Shuster is done, but his staffers will hire into different offices or maybe end up with nonprofit advocacy groups. The idea remains, and the people who actually wrote the language are still around. If we are not already in some government corporation or otherwise in a situation with our funding insulated from authorization struggles in Congress, we will be here again.
He didn't care specifically about PASS or FAAMA, but the combined opposition by PASS, FAAMA, AFL-CIO, AFGE, AFSCME, AFT, SEIU, USW etc...provided a lot of momentum and ground support for congressmen on both sides of the aisle who actively worked to oppose this and keep it from even making to the floor for a vote. Several of the key opponents to this bill, in the House, were otherwise conservative Republican Reps.

You keep trying to use the scare tactic of "it's bound to happen", but the fact is there is/was a wide front of opposition to this effort and Shuster couldn't get it done with millions in his pocket from Airlines for America, a privatization friendly President, a Republican controlled House and Senate, and NATCA.

If we "will be here again" maybe NATCA will choose the right side next time. You lost this time and took a big credibility hit along with it. Your membership was never really on board, you are facing a shakeup in the elections, and the FAA will likely get a clean 5 year reauthorization.
 

lowapproach

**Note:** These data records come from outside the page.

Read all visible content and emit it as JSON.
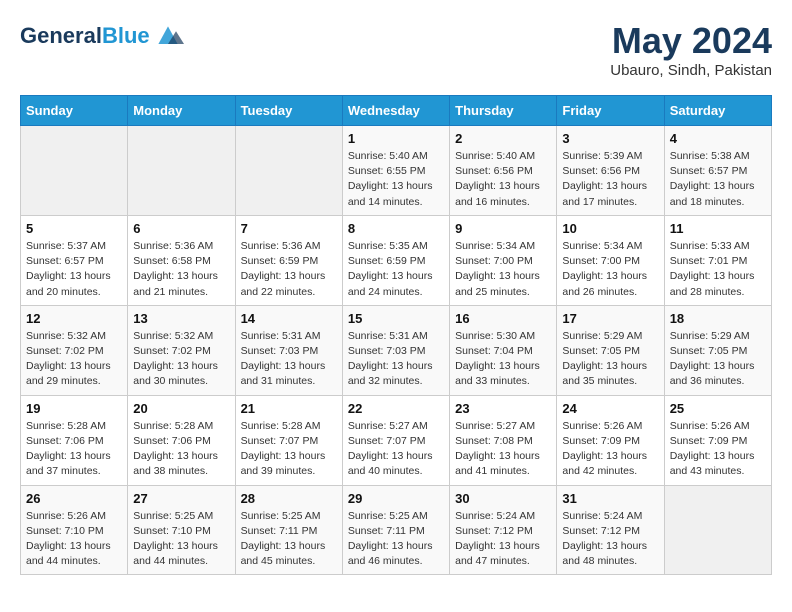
{
  "header": {
    "logo_line1": "General",
    "logo_line2": "Blue",
    "month": "May 2024",
    "location": "Ubauro, Sindh, Pakistan"
  },
  "days_of_week": [
    "Sunday",
    "Monday",
    "Tuesday",
    "Wednesday",
    "Thursday",
    "Friday",
    "Saturday"
  ],
  "weeks": [
    [
      {
        "day": "",
        "sunrise": "",
        "sunset": "",
        "daylight": ""
      },
      {
        "day": "",
        "sunrise": "",
        "sunset": "",
        "daylight": ""
      },
      {
        "day": "",
        "sunrise": "",
        "sunset": "",
        "daylight": ""
      },
      {
        "day": "1",
        "sunrise": "Sunrise: 5:40 AM",
        "sunset": "Sunset: 6:55 PM",
        "daylight": "Daylight: 13 hours and 14 minutes."
      },
      {
        "day": "2",
        "sunrise": "Sunrise: 5:40 AM",
        "sunset": "Sunset: 6:56 PM",
        "daylight": "Daylight: 13 hours and 16 minutes."
      },
      {
        "day": "3",
        "sunrise": "Sunrise: 5:39 AM",
        "sunset": "Sunset: 6:56 PM",
        "daylight": "Daylight: 13 hours and 17 minutes."
      },
      {
        "day": "4",
        "sunrise": "Sunrise: 5:38 AM",
        "sunset": "Sunset: 6:57 PM",
        "daylight": "Daylight: 13 hours and 18 minutes."
      }
    ],
    [
      {
        "day": "5",
        "sunrise": "Sunrise: 5:37 AM",
        "sunset": "Sunset: 6:57 PM",
        "daylight": "Daylight: 13 hours and 20 minutes."
      },
      {
        "day": "6",
        "sunrise": "Sunrise: 5:36 AM",
        "sunset": "Sunset: 6:58 PM",
        "daylight": "Daylight: 13 hours and 21 minutes."
      },
      {
        "day": "7",
        "sunrise": "Sunrise: 5:36 AM",
        "sunset": "Sunset: 6:59 PM",
        "daylight": "Daylight: 13 hours and 22 minutes."
      },
      {
        "day": "8",
        "sunrise": "Sunrise: 5:35 AM",
        "sunset": "Sunset: 6:59 PM",
        "daylight": "Daylight: 13 hours and 24 minutes."
      },
      {
        "day": "9",
        "sunrise": "Sunrise: 5:34 AM",
        "sunset": "Sunset: 7:00 PM",
        "daylight": "Daylight: 13 hours and 25 minutes."
      },
      {
        "day": "10",
        "sunrise": "Sunrise: 5:34 AM",
        "sunset": "Sunset: 7:00 PM",
        "daylight": "Daylight: 13 hours and 26 minutes."
      },
      {
        "day": "11",
        "sunrise": "Sunrise: 5:33 AM",
        "sunset": "Sunset: 7:01 PM",
        "daylight": "Daylight: 13 hours and 28 minutes."
      }
    ],
    [
      {
        "day": "12",
        "sunrise": "Sunrise: 5:32 AM",
        "sunset": "Sunset: 7:02 PM",
        "daylight": "Daylight: 13 hours and 29 minutes."
      },
      {
        "day": "13",
        "sunrise": "Sunrise: 5:32 AM",
        "sunset": "Sunset: 7:02 PM",
        "daylight": "Daylight: 13 hours and 30 minutes."
      },
      {
        "day": "14",
        "sunrise": "Sunrise: 5:31 AM",
        "sunset": "Sunset: 7:03 PM",
        "daylight": "Daylight: 13 hours and 31 minutes."
      },
      {
        "day": "15",
        "sunrise": "Sunrise: 5:31 AM",
        "sunset": "Sunset: 7:03 PM",
        "daylight": "Daylight: 13 hours and 32 minutes."
      },
      {
        "day": "16",
        "sunrise": "Sunrise: 5:30 AM",
        "sunset": "Sunset: 7:04 PM",
        "daylight": "Daylight: 13 hours and 33 minutes."
      },
      {
        "day": "17",
        "sunrise": "Sunrise: 5:29 AM",
        "sunset": "Sunset: 7:05 PM",
        "daylight": "Daylight: 13 hours and 35 minutes."
      },
      {
        "day": "18",
        "sunrise": "Sunrise: 5:29 AM",
        "sunset": "Sunset: 7:05 PM",
        "daylight": "Daylight: 13 hours and 36 minutes."
      }
    ],
    [
      {
        "day": "19",
        "sunrise": "Sunrise: 5:28 AM",
        "sunset": "Sunset: 7:06 PM",
        "daylight": "Daylight: 13 hours and 37 minutes."
      },
      {
        "day": "20",
        "sunrise": "Sunrise: 5:28 AM",
        "sunset": "Sunset: 7:06 PM",
        "daylight": "Daylight: 13 hours and 38 minutes."
      },
      {
        "day": "21",
        "sunrise": "Sunrise: 5:28 AM",
        "sunset": "Sunset: 7:07 PM",
        "daylight": "Daylight: 13 hours and 39 minutes."
      },
      {
        "day": "22",
        "sunrise": "Sunrise: 5:27 AM",
        "sunset": "Sunset: 7:07 PM",
        "daylight": "Daylight: 13 hours and 40 minutes."
      },
      {
        "day": "23",
        "sunrise": "Sunrise: 5:27 AM",
        "sunset": "Sunset: 7:08 PM",
        "daylight": "Daylight: 13 hours and 41 minutes."
      },
      {
        "day": "24",
        "sunrise": "Sunrise: 5:26 AM",
        "sunset": "Sunset: 7:09 PM",
        "daylight": "Daylight: 13 hours and 42 minutes."
      },
      {
        "day": "25",
        "sunrise": "Sunrise: 5:26 AM",
        "sunset": "Sunset: 7:09 PM",
        "daylight": "Daylight: 13 hours and 43 minutes."
      }
    ],
    [
      {
        "day": "26",
        "sunrise": "Sunrise: 5:26 AM",
        "sunset": "Sunset: 7:10 PM",
        "daylight": "Daylight: 13 hours and 44 minutes."
      },
      {
        "day": "27",
        "sunrise": "Sunrise: 5:25 AM",
        "sunset": "Sunset: 7:10 PM",
        "daylight": "Daylight: 13 hours and 44 minutes."
      },
      {
        "day": "28",
        "sunrise": "Sunrise: 5:25 AM",
        "sunset": "Sunset: 7:11 PM",
        "daylight": "Daylight: 13 hours and 45 minutes."
      },
      {
        "day": "29",
        "sunrise": "Sunrise: 5:25 AM",
        "sunset": "Sunset: 7:11 PM",
        "daylight": "Daylight: 13 hours and 46 minutes."
      },
      {
        "day": "30",
        "sunrise": "Sunrise: 5:24 AM",
        "sunset": "Sunset: 7:12 PM",
        "daylight": "Daylight: 13 hours and 47 minutes."
      },
      {
        "day": "31",
        "sunrise": "Sunrise: 5:24 AM",
        "sunset": "Sunset: 7:12 PM",
        "daylight": "Daylight: 13 hours and 48 minutes."
      },
      {
        "day": "",
        "sunrise": "",
        "sunset": "",
        "daylight": ""
      }
    ]
  ]
}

New member
Oct 29, 2010
1,316
32
0
WV
He didn't care specifically about PASS or FAAMA, but the combined opposition by PASS, FAAMA, AFL-CIO, AFGE, AFSCME, AFT, SEIU, USW etc...provided a lot of momentum and ground support for congressmen on both sides of the aisle who actively worked to oppose this and keep it from even making to the floor for a vote. Several of the key opponents to this bill, in the House, were otherwise conservative Republican Reps.
It was voted out of committee in the House on a party line vote, 32-25. The only Republican not to vote in favor of it was Todd Rokita, and he did so because we were not privatized to his satisfaction. And Shuster himself credits general aviation with killing it, not your "combined opposition" whom none of these Republicans really care about.

You keep trying to use the scare tactic of "it's bound to happen", but the fact is there is/was a wide front of opposition to this effort and Shuster couldn't get it done with millions in his pocket from Airlines for America, a privatization friendly President, a Republican controlled House and Senate, and NATCA.
The system generates too much revenue from too powerful a group of stakeholders for this never to come up again in discussion. I don't know if enough will change between now and then for a privatization bill to pass Congress, and neither do you. I only know that I would rather have negotiated a safe harbor for current FAA employees in the new entity before the bill might pass, instead of scrambling to try to achieve it later because we bet everything on our delusion that Congress cares what we think about privatization.

If we "will be here again" maybe NATCA will choose the right side next time. You lost this time and took a big credibility hit along with it. Your membership was never really on board, you are facing a shakeup in the elections, and the FAA will likely get a clean 5 year reauthorization.
My pay is the same. My retirement is the same. My contract is the same. NATCA is as unaffected by the bill's defeat as it would have been by its passage, and that's the point.

As for the "clean five-year reauthorization," we will see. Our last extension ran from October 1 to March 31, and our current one runs until September 30. Maybe Congress will feel okay about giving us yet another six-month extension, subject to interruption by the next debt ceiling increase that fails to pass.